The English words turban and tulip are doublets (as are lobster and locust). Doublets (or etymological twins) are words in one given language that go back to the same etymological source but differ in form and meaning.
The word turban is from tul(i)pant, a vulgar-Turkish pronunciation of Persian dulbănd or dōlbănd, meaning turban.
This is also the origin Italian, Spanish and Portuguese turbante, French turban, Dutch tulband, German Turban, Danish and Swedish turban.
In English, the word is first attested as tolipane in A compendios and briefe declaration of the iourney of M. Anth.

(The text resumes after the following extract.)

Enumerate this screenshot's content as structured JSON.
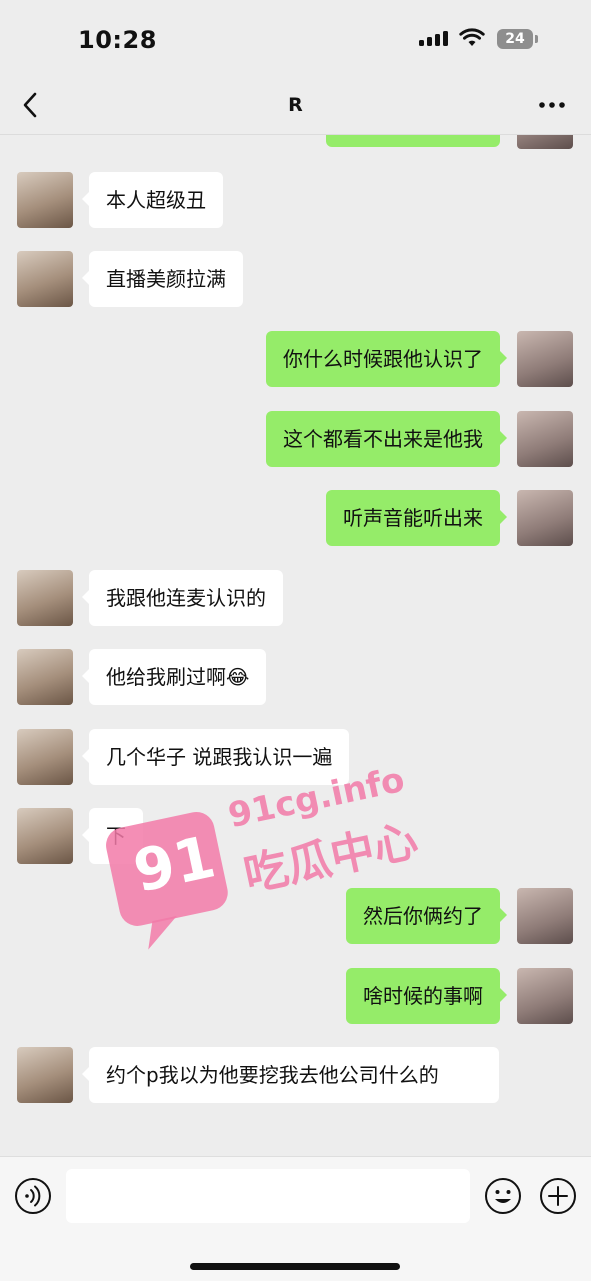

Ienkinson, from the famous citie of London into the land of Persia, passing in this same iourney thorow Russia, Moscouia, and Mare Caspium, aliâs Hircanum, sent and imployed therein by the right worshipfull Societie of the Merchants Aduenturers, for discouerie of Lands, Islands, &c. Being begun the foureteenth day of May, Anno 1561, and in the third yere of the reigne of the Queenes Maiestie that now is: this present declaration being directed and written to the foresayd Societie (1561), in which the British traveller Anthony Jenkinson (1529-1611?) thus described Obdolowcan (i.e. Abdullah Khan), the governor of Shirvan, in the eastern Caucasus, a tributary of the Safavid empire, which ruled Persia:
A prince of a meane stature, and of a fierce countenance, richly apparelled with long garments of silke, and cloth of gold, imbrodred with pearles and stone: vpon his head was a tolipane with a sharpe end standing vpwards halfe a yard long, of rich cloth of golde, wrapped about with a piece of India silke of twentie yards long, wrought with golde, and on the left side of his tolipane stood a plume of fethers, set in a trunke of golde richly inameled, and set with precious stones: his earerings had pendants of golde a handfull long, with two great rubies of great value, set in the ends thereof.
The English word tulip, formerly tulipa, tulpia, tulipant, etc., has the same origin, because the expanded flower resembles a turban. In The Herball or Generall Historie of Plantes (1597), the herbalist John Gerard (circa 1545-1612) explained:
After it [= the Tulipa of Bolonia] hath beene some fewe daies flowred, the points and brims of the flower turne backward, like a Dalmatian or Turkes cap, called Tulipan, Tolepan, Turban, and Turfan, whereof it tooke his name.
The later Herbaristes by a Turkish and strange name call it Tulipa of the Dalmatian Cap called Tulipa, the forme whereof the flower when it is open seemeth to represent.
It is called in English after the Turkish name Tulipa, or it may be called Dalmatian Cap, or the Turkes Cap […] In the Turkie toong it is called Café lalé, Cauále lalé, and likewise Turban and Turfan, of the Turkes Cap so called.
The first mention of the tulip by a Western European is in a letter dated September 1554 but written in 1555 by Augier Ghislain de Busbecq (1522-92), a herbalist and diplomat who served as Austrian ambassador to the Ottoman Empire. He wrote that, on the way from Adrianople to Constantinople, he and his companions
everywhere came across quantities of flowers—narcissi, hyacinths, and tulipans, as the Turks call them. We were surprised to find them flowering in midwinter, scarcely a favourable season. There is an abundance of narcissi and hyacinths in Greece, and they possess so wonderful a scent that a large quantity of them causes a headache in those who are unaccustomed to such an odour. The tulip has little or no scent, but it is admired for its beauty and the variety of its colours.
In the original modern-Latin text, published in Itinera Constantinopolitanum et Amasianum in 1581, “eorum quos Turcae tulipan vocant” literally means “those that the Turks call tulipan” and “tulipanti aut nullus aut exiguus est odor” “the scent of the tulipan is either non-existent or faint”.
The Turkish word is also the origin of French tulipe, Italian tulipano, Spanish tulipán, Portuguese túlipa, German Tulpe, Dutch tulp, Danish tulipan, Swedish tulpan.
The tulip is called lale in Turkish and لاله (lāla) in Persian.